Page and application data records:
═══

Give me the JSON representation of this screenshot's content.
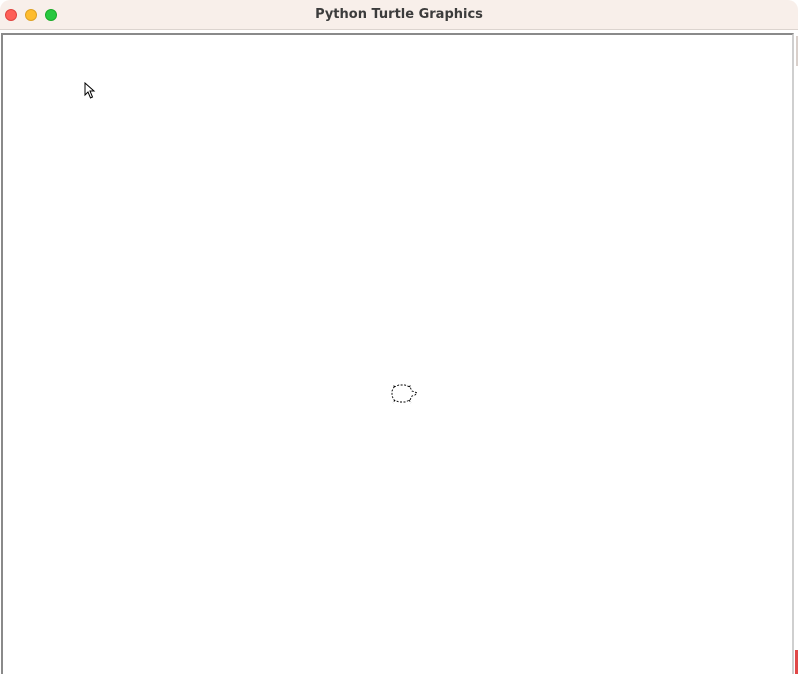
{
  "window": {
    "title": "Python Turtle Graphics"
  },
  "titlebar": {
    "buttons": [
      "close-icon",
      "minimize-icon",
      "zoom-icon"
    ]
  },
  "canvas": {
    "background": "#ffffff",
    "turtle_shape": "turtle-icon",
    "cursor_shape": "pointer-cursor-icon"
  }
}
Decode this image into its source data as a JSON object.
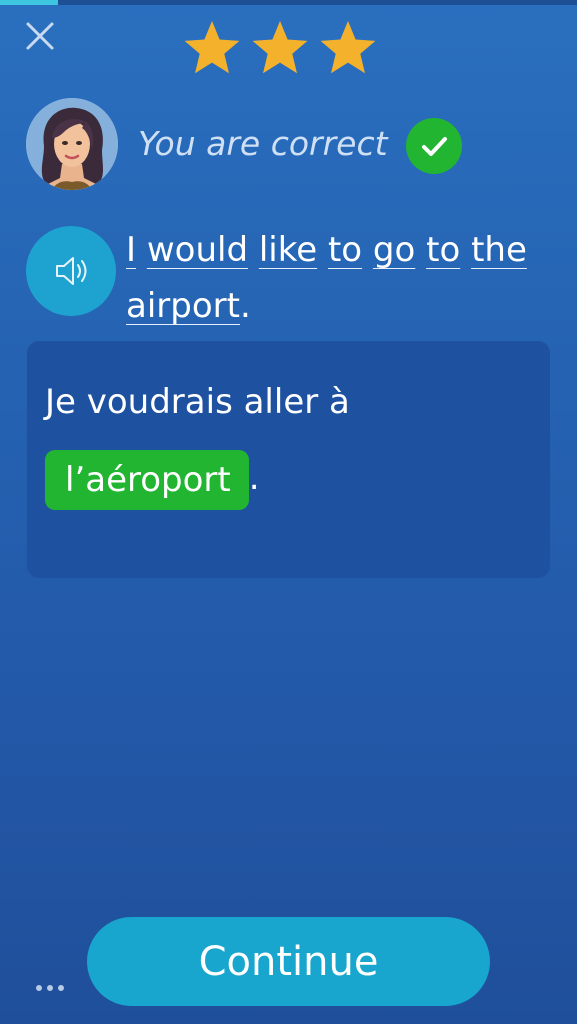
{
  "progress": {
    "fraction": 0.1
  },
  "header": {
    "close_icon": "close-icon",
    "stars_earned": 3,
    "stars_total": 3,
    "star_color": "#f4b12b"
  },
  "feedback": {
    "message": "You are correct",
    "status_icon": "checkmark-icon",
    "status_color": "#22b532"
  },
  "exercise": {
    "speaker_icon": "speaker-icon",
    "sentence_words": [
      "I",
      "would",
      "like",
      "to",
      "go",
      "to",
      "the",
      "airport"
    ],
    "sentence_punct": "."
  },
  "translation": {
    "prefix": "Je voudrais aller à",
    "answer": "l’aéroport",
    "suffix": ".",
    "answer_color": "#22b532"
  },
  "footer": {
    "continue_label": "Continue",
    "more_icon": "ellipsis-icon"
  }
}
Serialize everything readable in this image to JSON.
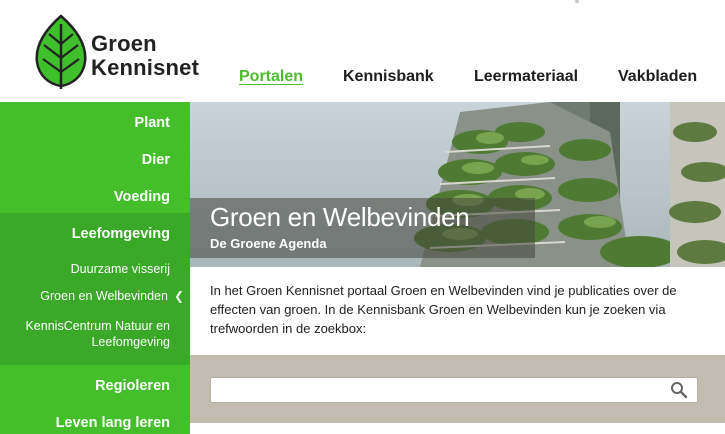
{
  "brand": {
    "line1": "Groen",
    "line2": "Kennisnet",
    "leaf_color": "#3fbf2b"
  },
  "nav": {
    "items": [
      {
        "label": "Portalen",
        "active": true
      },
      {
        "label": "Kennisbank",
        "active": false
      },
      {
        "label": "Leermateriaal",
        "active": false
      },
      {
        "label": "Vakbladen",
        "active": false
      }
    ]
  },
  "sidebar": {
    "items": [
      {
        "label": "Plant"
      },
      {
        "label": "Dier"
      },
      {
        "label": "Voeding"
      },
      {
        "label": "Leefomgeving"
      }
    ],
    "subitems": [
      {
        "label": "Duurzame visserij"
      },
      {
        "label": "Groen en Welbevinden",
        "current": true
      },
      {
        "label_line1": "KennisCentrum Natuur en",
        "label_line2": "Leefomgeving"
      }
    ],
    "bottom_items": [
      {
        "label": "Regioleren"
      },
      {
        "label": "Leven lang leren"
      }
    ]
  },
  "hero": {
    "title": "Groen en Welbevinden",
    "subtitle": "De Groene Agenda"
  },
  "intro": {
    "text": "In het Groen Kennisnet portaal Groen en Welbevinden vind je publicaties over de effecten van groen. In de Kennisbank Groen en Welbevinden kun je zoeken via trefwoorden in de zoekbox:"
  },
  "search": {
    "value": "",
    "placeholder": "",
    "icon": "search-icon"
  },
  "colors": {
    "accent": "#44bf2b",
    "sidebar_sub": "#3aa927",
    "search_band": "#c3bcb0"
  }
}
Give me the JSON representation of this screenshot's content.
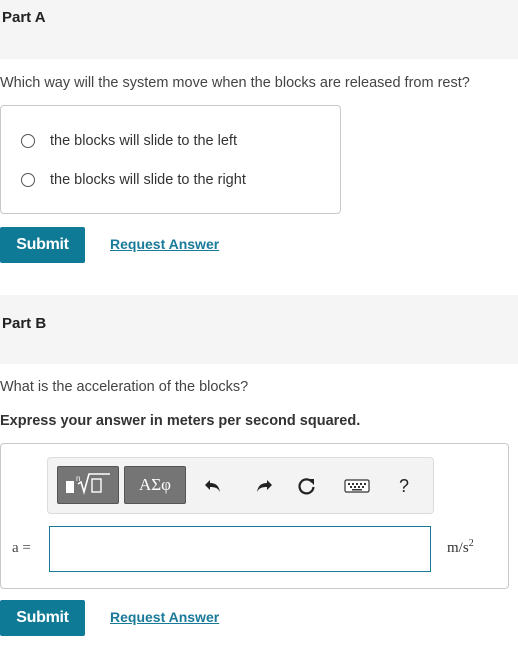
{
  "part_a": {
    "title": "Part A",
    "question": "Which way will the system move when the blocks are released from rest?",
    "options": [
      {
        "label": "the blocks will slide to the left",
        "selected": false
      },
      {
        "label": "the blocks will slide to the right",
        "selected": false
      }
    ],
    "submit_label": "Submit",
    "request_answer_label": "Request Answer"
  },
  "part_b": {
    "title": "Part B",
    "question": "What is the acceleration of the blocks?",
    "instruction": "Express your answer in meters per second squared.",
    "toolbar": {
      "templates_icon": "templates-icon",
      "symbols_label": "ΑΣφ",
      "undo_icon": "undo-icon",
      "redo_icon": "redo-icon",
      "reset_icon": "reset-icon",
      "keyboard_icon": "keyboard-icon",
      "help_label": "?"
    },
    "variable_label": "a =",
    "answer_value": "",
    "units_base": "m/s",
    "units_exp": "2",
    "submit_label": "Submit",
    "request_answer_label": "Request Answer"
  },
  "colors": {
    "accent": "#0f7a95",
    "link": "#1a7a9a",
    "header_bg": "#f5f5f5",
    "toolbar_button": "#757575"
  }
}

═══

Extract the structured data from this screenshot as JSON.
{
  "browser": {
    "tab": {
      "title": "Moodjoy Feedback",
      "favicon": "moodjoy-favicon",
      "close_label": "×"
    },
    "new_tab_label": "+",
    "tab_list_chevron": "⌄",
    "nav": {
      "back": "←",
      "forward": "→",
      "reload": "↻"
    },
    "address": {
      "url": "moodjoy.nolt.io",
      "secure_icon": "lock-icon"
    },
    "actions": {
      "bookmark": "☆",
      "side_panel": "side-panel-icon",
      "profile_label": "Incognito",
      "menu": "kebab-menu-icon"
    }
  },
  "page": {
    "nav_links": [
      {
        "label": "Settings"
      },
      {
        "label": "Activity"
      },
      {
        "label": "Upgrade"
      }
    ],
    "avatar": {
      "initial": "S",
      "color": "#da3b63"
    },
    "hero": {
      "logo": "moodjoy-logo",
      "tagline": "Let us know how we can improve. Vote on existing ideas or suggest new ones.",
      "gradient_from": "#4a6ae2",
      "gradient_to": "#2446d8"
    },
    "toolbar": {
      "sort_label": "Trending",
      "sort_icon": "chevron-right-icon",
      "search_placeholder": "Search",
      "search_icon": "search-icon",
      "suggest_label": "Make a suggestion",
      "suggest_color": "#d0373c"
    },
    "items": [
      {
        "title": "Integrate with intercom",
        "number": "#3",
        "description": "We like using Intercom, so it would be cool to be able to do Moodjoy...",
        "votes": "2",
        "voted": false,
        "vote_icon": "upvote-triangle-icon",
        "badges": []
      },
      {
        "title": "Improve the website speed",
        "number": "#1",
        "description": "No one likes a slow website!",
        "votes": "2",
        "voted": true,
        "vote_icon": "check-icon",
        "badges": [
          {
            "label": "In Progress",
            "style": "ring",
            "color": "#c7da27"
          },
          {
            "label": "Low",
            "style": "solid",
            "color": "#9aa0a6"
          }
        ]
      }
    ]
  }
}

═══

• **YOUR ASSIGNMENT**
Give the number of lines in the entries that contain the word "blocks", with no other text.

• **TASK RESPONSE**
4